Go through the records and copy each line where the string "title" occurs.

(Interface dataset entries)

• • • • • • •

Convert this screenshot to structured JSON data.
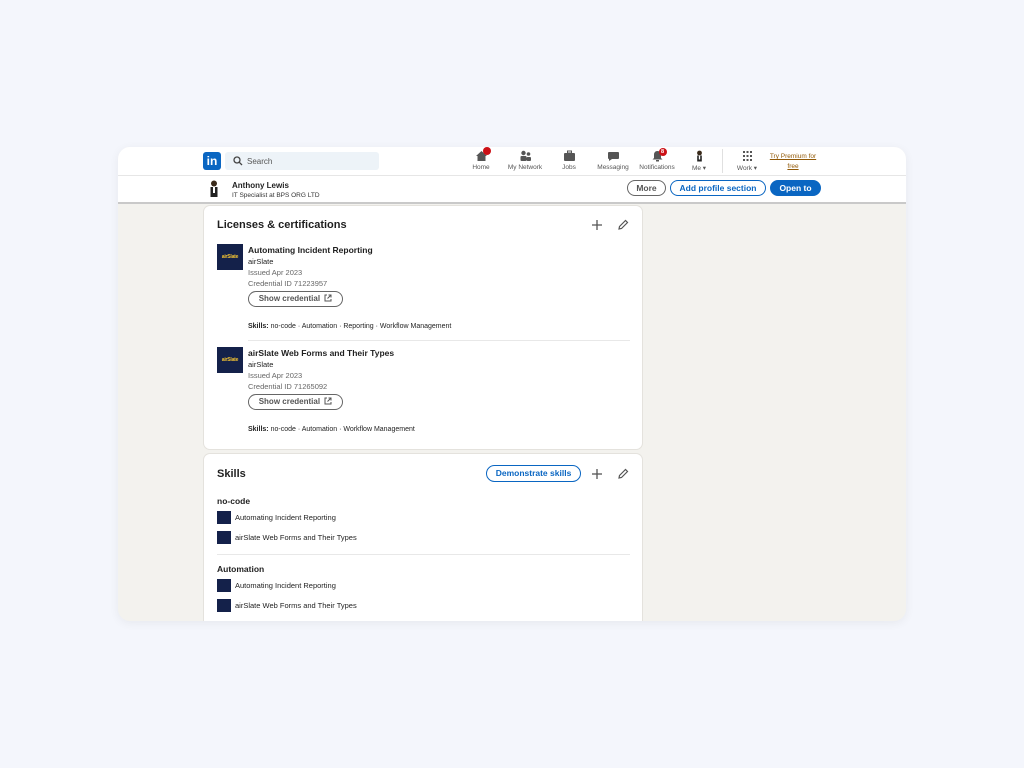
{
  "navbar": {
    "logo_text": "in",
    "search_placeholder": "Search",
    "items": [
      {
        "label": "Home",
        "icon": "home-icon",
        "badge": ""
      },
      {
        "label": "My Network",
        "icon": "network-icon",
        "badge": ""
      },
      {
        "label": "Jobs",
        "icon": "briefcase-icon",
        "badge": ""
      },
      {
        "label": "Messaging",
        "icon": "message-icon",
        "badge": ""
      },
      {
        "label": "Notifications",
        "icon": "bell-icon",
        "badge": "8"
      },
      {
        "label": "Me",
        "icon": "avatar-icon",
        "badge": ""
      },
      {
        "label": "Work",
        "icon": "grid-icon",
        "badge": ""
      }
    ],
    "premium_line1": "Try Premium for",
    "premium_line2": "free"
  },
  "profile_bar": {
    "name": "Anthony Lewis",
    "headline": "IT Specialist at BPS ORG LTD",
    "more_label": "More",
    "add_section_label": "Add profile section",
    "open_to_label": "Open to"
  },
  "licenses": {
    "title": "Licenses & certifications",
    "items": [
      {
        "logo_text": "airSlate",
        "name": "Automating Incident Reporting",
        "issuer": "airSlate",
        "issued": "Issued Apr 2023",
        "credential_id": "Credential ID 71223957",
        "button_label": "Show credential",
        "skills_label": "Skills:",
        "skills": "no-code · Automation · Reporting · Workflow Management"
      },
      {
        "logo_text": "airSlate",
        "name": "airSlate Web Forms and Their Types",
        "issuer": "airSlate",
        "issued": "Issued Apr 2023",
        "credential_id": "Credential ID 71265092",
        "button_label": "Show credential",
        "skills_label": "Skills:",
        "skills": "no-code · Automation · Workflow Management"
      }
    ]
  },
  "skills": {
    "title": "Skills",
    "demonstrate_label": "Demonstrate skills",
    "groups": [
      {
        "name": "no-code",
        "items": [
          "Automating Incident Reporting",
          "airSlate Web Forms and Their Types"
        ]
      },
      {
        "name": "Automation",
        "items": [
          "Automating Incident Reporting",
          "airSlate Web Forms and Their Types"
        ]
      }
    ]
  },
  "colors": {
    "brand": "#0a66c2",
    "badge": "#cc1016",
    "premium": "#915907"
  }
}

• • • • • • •

● **Written reply**
    "title": "Licenses & certifications",
    "title": "Skills",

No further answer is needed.